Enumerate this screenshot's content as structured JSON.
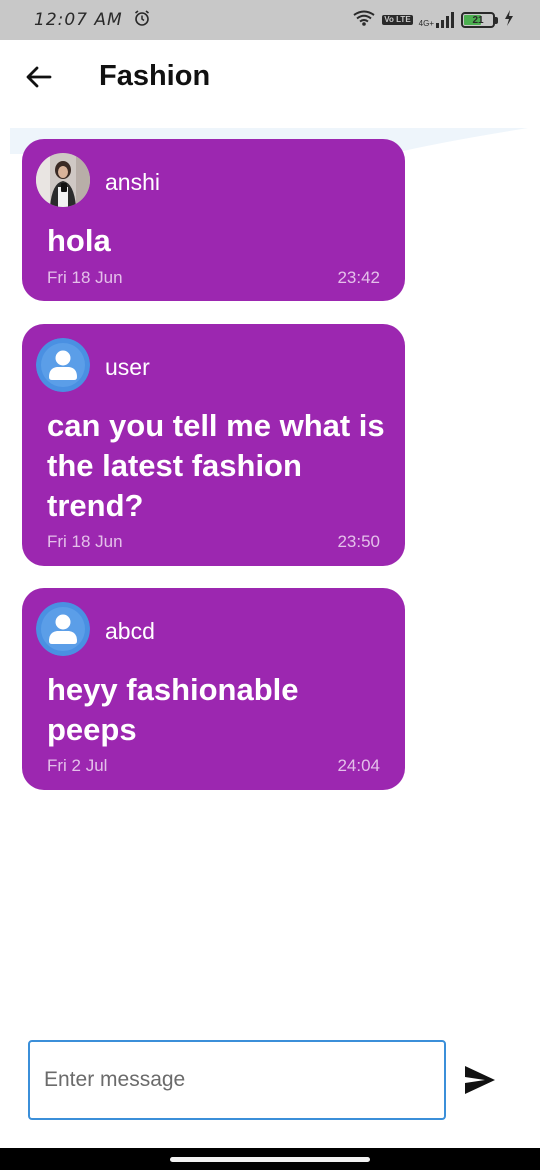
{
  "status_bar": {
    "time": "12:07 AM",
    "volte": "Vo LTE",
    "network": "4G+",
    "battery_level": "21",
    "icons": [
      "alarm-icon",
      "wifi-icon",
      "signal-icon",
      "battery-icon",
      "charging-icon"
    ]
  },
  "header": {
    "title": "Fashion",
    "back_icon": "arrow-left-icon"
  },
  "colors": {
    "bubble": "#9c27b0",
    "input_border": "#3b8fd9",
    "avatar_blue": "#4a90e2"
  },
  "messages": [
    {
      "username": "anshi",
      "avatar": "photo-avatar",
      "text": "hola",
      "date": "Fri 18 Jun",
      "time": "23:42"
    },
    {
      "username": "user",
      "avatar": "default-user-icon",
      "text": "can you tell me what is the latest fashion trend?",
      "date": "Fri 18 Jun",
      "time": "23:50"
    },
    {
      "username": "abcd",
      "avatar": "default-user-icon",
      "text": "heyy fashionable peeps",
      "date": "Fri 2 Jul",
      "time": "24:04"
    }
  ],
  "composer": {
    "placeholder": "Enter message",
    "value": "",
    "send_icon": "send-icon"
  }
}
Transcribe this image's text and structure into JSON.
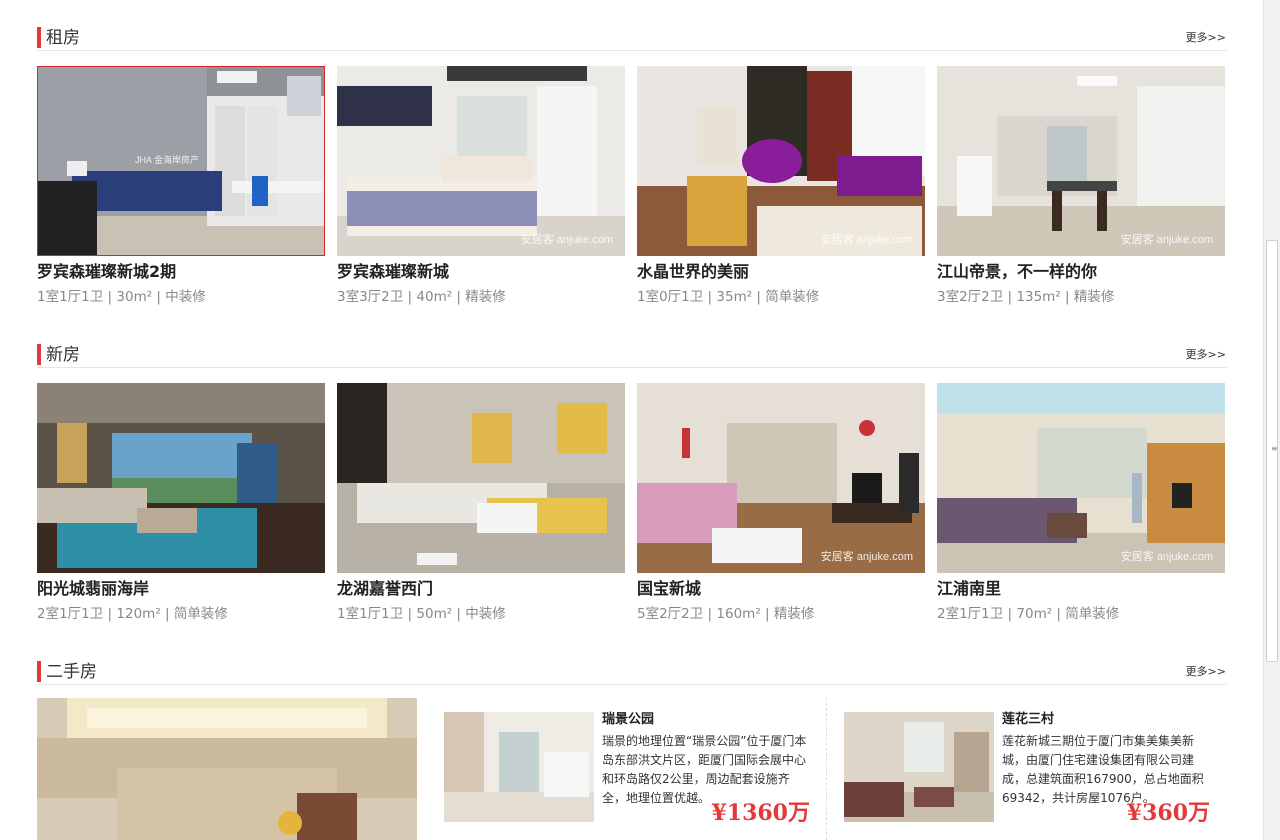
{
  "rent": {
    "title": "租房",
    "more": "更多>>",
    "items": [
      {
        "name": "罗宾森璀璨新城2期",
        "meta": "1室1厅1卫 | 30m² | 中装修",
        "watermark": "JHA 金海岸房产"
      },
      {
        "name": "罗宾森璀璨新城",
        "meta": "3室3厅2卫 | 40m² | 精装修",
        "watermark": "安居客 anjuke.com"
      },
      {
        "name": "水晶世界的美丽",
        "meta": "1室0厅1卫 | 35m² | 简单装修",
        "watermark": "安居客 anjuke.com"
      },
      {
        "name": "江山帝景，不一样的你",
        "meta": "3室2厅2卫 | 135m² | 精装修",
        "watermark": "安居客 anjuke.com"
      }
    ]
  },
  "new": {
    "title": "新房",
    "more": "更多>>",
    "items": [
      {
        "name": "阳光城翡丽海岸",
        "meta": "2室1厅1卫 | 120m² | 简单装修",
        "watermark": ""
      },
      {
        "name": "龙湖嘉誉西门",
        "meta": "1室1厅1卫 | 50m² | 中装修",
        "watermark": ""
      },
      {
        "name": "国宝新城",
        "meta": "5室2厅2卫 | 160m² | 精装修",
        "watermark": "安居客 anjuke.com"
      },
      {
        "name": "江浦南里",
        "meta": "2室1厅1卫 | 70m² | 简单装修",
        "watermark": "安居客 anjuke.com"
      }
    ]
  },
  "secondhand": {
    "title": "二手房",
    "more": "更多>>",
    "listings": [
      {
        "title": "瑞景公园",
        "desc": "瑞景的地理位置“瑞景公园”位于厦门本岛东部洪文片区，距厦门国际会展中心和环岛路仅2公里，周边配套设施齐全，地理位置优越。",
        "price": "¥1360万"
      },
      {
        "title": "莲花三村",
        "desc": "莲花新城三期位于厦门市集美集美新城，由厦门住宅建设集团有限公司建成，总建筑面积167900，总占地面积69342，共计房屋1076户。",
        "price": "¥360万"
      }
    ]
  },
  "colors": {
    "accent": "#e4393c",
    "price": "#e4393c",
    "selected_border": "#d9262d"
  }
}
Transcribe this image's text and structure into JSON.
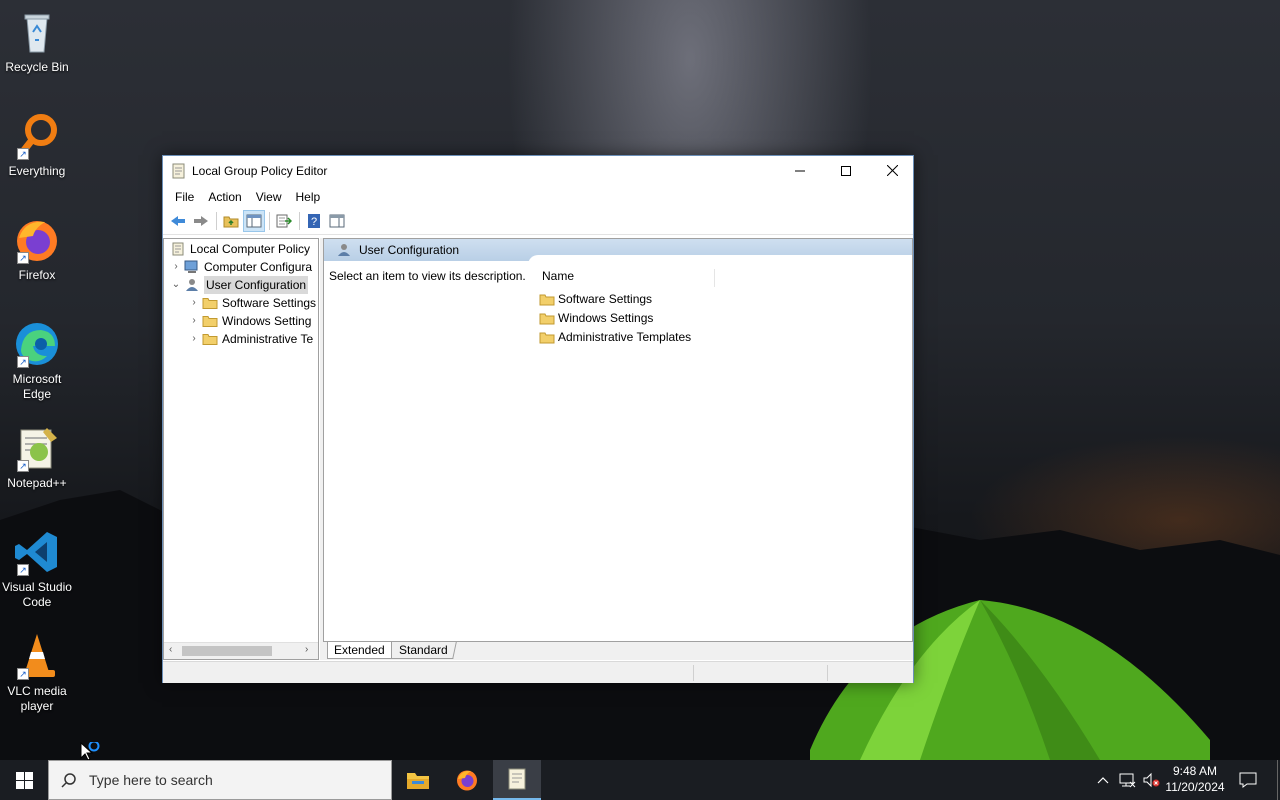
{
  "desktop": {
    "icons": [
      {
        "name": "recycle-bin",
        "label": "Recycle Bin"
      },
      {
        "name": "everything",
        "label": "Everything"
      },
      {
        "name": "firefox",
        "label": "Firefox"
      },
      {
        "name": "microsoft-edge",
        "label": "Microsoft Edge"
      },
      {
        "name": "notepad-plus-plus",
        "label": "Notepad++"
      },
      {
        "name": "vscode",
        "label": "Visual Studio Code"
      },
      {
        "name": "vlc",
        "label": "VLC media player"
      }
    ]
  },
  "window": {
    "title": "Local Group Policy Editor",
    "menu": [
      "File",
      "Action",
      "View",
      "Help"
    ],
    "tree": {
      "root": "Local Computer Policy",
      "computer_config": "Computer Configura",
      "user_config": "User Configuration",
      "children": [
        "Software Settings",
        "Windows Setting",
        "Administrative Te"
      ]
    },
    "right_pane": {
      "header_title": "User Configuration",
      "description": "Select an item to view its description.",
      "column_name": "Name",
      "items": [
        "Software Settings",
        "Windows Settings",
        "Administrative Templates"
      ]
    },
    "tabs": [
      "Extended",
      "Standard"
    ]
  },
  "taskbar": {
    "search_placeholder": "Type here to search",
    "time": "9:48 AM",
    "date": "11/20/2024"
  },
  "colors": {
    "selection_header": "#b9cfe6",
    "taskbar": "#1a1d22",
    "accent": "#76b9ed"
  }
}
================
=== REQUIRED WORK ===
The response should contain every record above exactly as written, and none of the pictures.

=== ANSWER FOR THE TASK ===
Enumerate this screenshot's content as structured JSON.
{
  "status_bar": {
    "time": "12:07 AM",
    "volte": "Vo LTE",
    "network": "4G+",
    "battery_level": "21",
    "icons": [
      "alarm-icon",
      "wifi-icon",
      "signal-icon",
      "battery-icon",
      "charging-icon"
    ]
  },
  "header": {
    "title": "Fashion",
    "back_icon": "arrow-left-icon"
  },
  "colors": {
    "bubble": "#9c27b0",
    "input_border": "#3b8fd9",
    "avatar_blue": "#4a90e2"
  },
  "messages": [
    {
      "username": "anshi",
      "avatar": "photo-avatar",
      "text": "hola",
      "date": "Fri 18 Jun",
      "time": "23:42"
    },
    {
      "username": "user",
      "avatar": "default-user-icon",
      "text": "can you tell me what is the latest fashion trend?",
      "date": "Fri 18 Jun",
      "time": "23:50"
    },
    {
      "username": "abcd",
      "avatar": "default-user-icon",
      "text": "heyy fashionable peeps",
      "date": "Fri 2 Jul",
      "time": "24:04"
    }
  ],
  "composer": {
    "placeholder": "Enter message",
    "value": "",
    "send_icon": "send-icon"
  }
}
Transcribe this image's text and structure into JSON.
{
  "rent": {
    "title": "租房",
    "more": "更多>>",
    "items": [
      {
        "name": "罗宾森璀璨新城2期",
        "meta": "1室1厅1卫 | 30m² | 中装修",
        "watermark": "JHA 金海岸房产"
      },
      {
        "name": "罗宾森璀璨新城",
        "meta": "3室3厅2卫 | 40m² | 精装修",
        "watermark": "安居客 anjuke.com"
      },
      {
        "name": "水晶世界的美丽",
        "meta": "1室0厅1卫 | 35m² | 简单装修",
        "watermark": "安居客 anjuke.com"
      },
      {
        "name": "江山帝景，不一样的你",
        "meta": "3室2厅2卫 | 135m² | 精装修",
        "watermark": "安居客 anjuke.com"
      }
    ]
  },
  "new": {
    "title": "新房",
    "more": "更多>>",
    "items": [
      {
        "name": "阳光城翡丽海岸",
        "meta": "2室1厅1卫 | 120m² | 简单装修",
        "watermark": ""
      },
      {
        "name": "龙湖嘉誉西门",
        "meta": "1室1厅1卫 | 50m² | 中装修",
        "watermark": ""
      },
      {
        "name": "国宝新城",
        "meta": "5室2厅2卫 | 160m² | 精装修",
        "watermark": "安居客 anjuke.com"
      },
      {
        "name": "江浦南里",
        "meta": "2室1厅1卫 | 70m² | 简单装修",
        "watermark": "安居客 anjuke.com"
      }
    ]
  },
  "secondhand": {
    "title": "二手房",
    "more": "更多>>",
    "listings": [
      {
        "title": "瑞景公园",
        "desc": "瑞景的地理位置“瑞景公园”位于厦门本岛东部洪文片区，距厦门国际会展中心和环岛路仅2公里，周边配套设施齐全，地理位置优越。",
        "price": "¥1360万"
      },
      {
        "title": "莲花三村",
        "desc": "莲花新城三期位于厦门市集美集美新城，由厦门住宅建设集团有限公司建成，总建筑面积167900，总占地面积69342，共计房屋1076户。",
        "price": "¥360万"
      }
    ]
  },
  "colors": {
    "accent": "#e4393c",
    "price": "#e4393c",
    "selected_border": "#d9262d"
  }
}
Transcribe this image's text and structure into JSON.
{
  "desktop": {
    "icons": [
      {
        "name": "recycle-bin",
        "label": "Recycle Bin"
      },
      {
        "name": "everything",
        "label": "Everything"
      },
      {
        "name": "firefox",
        "label": "Firefox"
      },
      {
        "name": "microsoft-edge",
        "label": "Microsoft Edge"
      },
      {
        "name": "notepad-plus-plus",
        "label": "Notepad++"
      },
      {
        "name": "vscode",
        "label": "Visual Studio Code"
      },
      {
        "name": "vlc",
        "label": "VLC media player"
      }
    ]
  },
  "window": {
    "title": "Local Group Policy Editor",
    "menu": [
      "File",
      "Action",
      "View",
      "Help"
    ],
    "tree": {
      "root": "Local Computer Policy",
      "computer_config": "Computer Configura",
      "user_config": "User Configuration",
      "children": [
        "Software Settings",
        "Windows Setting",
        "Administrative Te"
      ]
    },
    "right_pane": {
      "header_title": "User Configuration",
      "description": "Select an item to view its description.",
      "column_name": "Name",
      "items": [
        "Software Settings",
        "Windows Settings",
        "Administrative Templates"
      ]
    },
    "tabs": [
      "Extended",
      "Standard"
    ]
  },
  "taskbar": {
    "search_placeholder": "Type here to search",
    "time": "9:48 AM",
    "date": "11/20/2024"
  },
  "colors": {
    "selection_header": "#b9cfe6",
    "taskbar": "#1a1d22",
    "accent": "#76b9ed"
  }
}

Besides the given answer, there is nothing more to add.